What needs to be done
Please repeat every record below exactly as written, but leave out the pictures.

Extracted entries
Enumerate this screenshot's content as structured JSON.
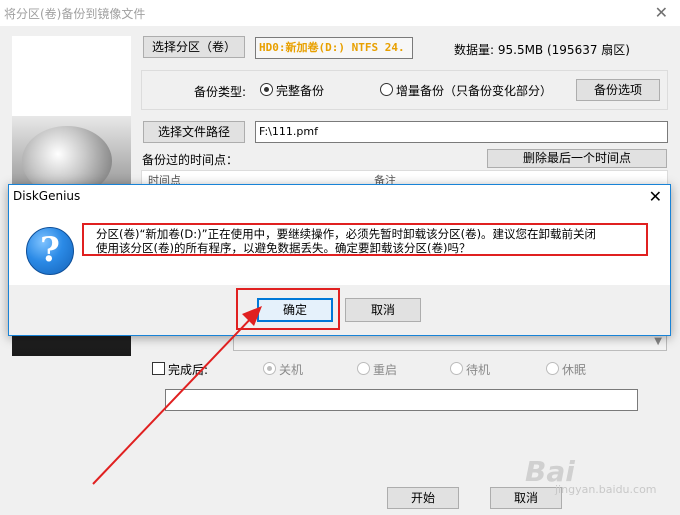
{
  "window": {
    "title": "将分区(卷)备份到镜像文件",
    "close_glyph": "✕"
  },
  "partition": {
    "button": "选择分区（卷）",
    "value": "HD0:新加卷(D:) NTFS 24.",
    "data_size": "数据量: 95.5MB (195637 扇区)"
  },
  "backup_type": {
    "label": "备份类型:",
    "full": "完整备份",
    "incremental": "增量备份（只备份变化部分）",
    "options_button": "备份选项"
  },
  "file_path": {
    "button": "选择文件路径",
    "value": "F:\\111.pmf"
  },
  "timepoints": {
    "label": "备份过的时间点：",
    "delete_button": "删除最后一个时间点",
    "col_time": "时间点",
    "col_note": "备注"
  },
  "after_finish": {
    "label": "完成后:",
    "shutdown": "关机",
    "restart": "重启",
    "standby": "待机",
    "hibernate": "休眠"
  },
  "footer": {
    "start": "开始",
    "cancel": "取消"
  },
  "dialog": {
    "title": "DiskGenius",
    "close_glyph": "✕",
    "icon_glyph": "?",
    "message_line1": "分区(卷)“新加卷(D:)”正在使用中，要继续操作，必须先暂时卸载该分区(卷)。建议您在卸载前关闭",
    "message_line2": "使用该分区(卷)的所有程序，以避免数据丢失。确定要卸载该分区(卷)吗？",
    "ok": "确定",
    "cancel": "取消"
  },
  "watermark": {
    "main": "Bai",
    "sub": "jingyan.baidu.com"
  },
  "colors": {
    "highlight": "#e02020",
    "partition_text": "#e8a000",
    "dialog_border": "#1883d7"
  }
}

Solution to this exercise
Enumerate this screenshot's content as structured JSON.
{
  "window": {
    "title": "将分区(卷)备份到镜像文件",
    "close_glyph": "✕"
  },
  "partition": {
    "button": "选择分区（卷）",
    "value": "HD0:新加卷(D:) NTFS 24.",
    "data_size": "数据量: 95.5MB (195637 扇区)"
  },
  "backup_type": {
    "label": "备份类型:",
    "full": "完整备份",
    "incremental": "增量备份（只备份变化部分）",
    "options_button": "备份选项"
  },
  "file_path": {
    "button": "选择文件路径",
    "value": "F:\\111.pmf"
  },
  "timepoints": {
    "label": "备份过的时间点：",
    "delete_button": "删除最后一个时间点",
    "col_time": "时间点",
    "col_note": "备注"
  },
  "after_finish": {
    "label": "完成后:",
    "shutdown": "关机",
    "restart": "重启",
    "standby": "待机",
    "hibernate": "休眠"
  },
  "footer": {
    "start": "开始",
    "cancel": "取消"
  },
  "dialog": {
    "title": "DiskGenius",
    "close_glyph": "✕",
    "icon_glyph": "?",
    "message_line1": "分区(卷)“新加卷(D:)”正在使用中，要继续操作，必须先暂时卸载该分区(卷)。建议您在卸载前关闭",
    "message_line2": "使用该分区(卷)的所有程序，以避免数据丢失。确定要卸载该分区(卷)吗？",
    "ok": "确定",
    "cancel": "取消"
  },
  "watermark": {
    "main": "Bai",
    "sub": "jingyan.baidu.com"
  },
  "colors": {
    "highlight": "#e02020",
    "partition_text": "#e8a000",
    "dialog_border": "#1883d7"
  }
}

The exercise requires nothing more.